[MATERIAL PROVIDED]

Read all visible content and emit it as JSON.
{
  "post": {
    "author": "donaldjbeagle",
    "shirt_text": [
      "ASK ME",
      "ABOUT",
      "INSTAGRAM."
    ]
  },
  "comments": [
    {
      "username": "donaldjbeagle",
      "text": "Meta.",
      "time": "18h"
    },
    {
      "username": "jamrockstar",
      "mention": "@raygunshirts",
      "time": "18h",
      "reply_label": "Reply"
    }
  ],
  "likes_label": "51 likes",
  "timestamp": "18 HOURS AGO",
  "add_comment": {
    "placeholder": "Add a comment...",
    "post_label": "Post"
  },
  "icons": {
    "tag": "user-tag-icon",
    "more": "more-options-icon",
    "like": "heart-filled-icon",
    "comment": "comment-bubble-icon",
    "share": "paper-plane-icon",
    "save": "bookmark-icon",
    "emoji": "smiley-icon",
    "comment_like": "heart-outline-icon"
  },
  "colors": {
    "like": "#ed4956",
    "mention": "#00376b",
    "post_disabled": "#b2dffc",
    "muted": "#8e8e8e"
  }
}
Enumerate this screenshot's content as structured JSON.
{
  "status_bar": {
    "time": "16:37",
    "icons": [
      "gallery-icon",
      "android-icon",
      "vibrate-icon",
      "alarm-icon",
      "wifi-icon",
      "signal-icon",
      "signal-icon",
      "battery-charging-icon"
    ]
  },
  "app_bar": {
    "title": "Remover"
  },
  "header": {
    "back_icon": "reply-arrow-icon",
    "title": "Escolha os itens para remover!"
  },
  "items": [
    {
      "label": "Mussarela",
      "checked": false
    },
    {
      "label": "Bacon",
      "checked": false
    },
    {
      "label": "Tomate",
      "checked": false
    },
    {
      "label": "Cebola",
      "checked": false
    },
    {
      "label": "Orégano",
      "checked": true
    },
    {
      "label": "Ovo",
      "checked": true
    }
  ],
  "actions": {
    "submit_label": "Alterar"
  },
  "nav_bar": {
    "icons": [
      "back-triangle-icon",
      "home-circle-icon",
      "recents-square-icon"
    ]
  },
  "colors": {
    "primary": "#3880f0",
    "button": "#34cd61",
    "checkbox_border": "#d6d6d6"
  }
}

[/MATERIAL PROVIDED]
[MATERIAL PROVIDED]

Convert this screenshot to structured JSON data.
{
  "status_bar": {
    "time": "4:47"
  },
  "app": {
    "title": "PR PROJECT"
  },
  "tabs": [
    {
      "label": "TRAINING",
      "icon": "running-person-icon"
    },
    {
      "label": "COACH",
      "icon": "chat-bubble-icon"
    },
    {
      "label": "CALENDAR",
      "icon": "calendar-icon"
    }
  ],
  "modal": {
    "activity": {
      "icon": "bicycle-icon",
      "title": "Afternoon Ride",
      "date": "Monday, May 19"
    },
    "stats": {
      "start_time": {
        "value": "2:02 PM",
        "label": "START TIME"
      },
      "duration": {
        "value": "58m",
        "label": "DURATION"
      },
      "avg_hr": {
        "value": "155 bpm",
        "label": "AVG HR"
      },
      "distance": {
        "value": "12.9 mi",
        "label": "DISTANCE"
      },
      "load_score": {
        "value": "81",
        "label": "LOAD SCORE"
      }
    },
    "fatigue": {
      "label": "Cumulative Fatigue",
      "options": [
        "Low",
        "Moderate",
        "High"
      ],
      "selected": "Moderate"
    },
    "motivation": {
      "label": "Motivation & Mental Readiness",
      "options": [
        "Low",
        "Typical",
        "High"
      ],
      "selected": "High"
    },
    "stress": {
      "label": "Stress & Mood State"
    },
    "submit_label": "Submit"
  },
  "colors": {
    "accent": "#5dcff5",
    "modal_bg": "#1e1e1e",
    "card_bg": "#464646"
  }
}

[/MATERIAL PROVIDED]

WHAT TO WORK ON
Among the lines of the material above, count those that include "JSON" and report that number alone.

PROBLEM SOLUTION
3